In this quirky collection of essays, outrageous advice columnist Tammy Manners tells her readers like it is. Sort of.
Hailing from Dallas, Texas, Tammy Manners is a dethroned homecoming queen, a disgraced sorority sister, and an ex-Mary Kay saleslady stripped of her pink Cadillac. Now, this rabble-rousing Jewish Republican Junior Leaguer, who once maxed out a gold card on a bender in New Orleans, is a queen on the clock, offering “advice” to lost souls looking for tips on love, religion, popularity, fashion and every social grace in between.
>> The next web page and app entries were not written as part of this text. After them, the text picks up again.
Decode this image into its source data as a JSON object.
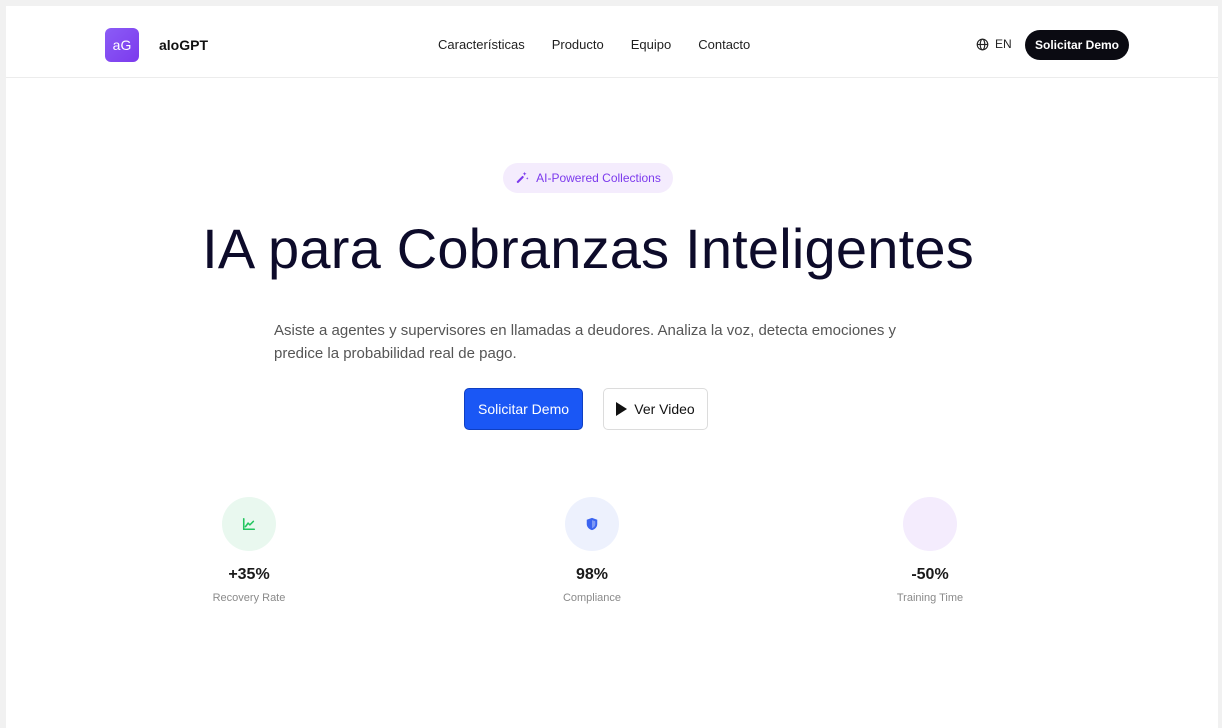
{
  "nav": {
    "logo_text": "aG",
    "brand": "aloGPT",
    "menu": [
      "Características",
      "Producto",
      "Equipo",
      "Contacto"
    ],
    "lang_label": "EN",
    "cta_label": "Solicitar Demo"
  },
  "hero": {
    "badge_label": "AI-Powered Collections",
    "title": "IA para Cobranzas Inteligentes",
    "subtitle": "Asiste a agentes y supervisores en llamadas a deudores. Analiza la voz, detecta emociones y predice la probabilidad real de pago.",
    "primary_button": "Solicitar Demo",
    "secondary_button": "Ver Video"
  },
  "stats": [
    {
      "value": "+35%",
      "label": "Recovery Rate",
      "icon": "trending-up-icon",
      "bg": "#e9f8ef",
      "fg": "#22c55e"
    },
    {
      "value": "98%",
      "label": "Compliance",
      "icon": "shield-icon",
      "bg": "#edf1fd",
      "fg": "#3b64f0"
    },
    {
      "value": "-50%",
      "label": "Training Time",
      "icon": "clock-icon",
      "bg": "#f4ecfd",
      "fg": "#a855f7"
    }
  ],
  "colors": {
    "accent": "#1a57f5",
    "dark": "#0b0b12",
    "brand_purple": "#7c3aed"
  }
}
Tammy launches into elaborate tales of carousal and mischief—while upholding the highest traditions of etiquette—all set against the gun-toting, big-haired backdrop of north Texas. Her answers are wry and irreverent, veer wildly off course and often have very little to do with the question at hand. “What an absolutely bleak picture you paint,” she responds to one reader in a rut. “After reading this question, I want to pluck out my eye and send it to you in a box.” Thus Miss Manners dives headlong into a frenzied story of her addiction to hashish, which led to an addiction to Taco Bell drive-thrus and culminated in her discovery of God. Though which God she found (Prada, perhaps?), we have no idea. What began as a blog has made its way into book form, and while the 50-plus essays at times tend to drag (no pun intended)—there’s some repeated material, and her thoughts wander so far astray that at times, they’re difficult to follow—the book, like the character herself, is very funny, and sometimes even poignant. Fans of Kids in the Hall veteran Scott Thompson’s famed monologist Buddy Cole will appreciate the wild, weird and often laugh-out-loud yarns that Tammy spins. But because her tales are so meandering and tangential, and the line between reality and parody sometimes blurry, her larger-than-life personality gets a little lost.
A raucous, absurd, often downright hilarious collection from an entertaining persona who might be better suited for the stage than the page.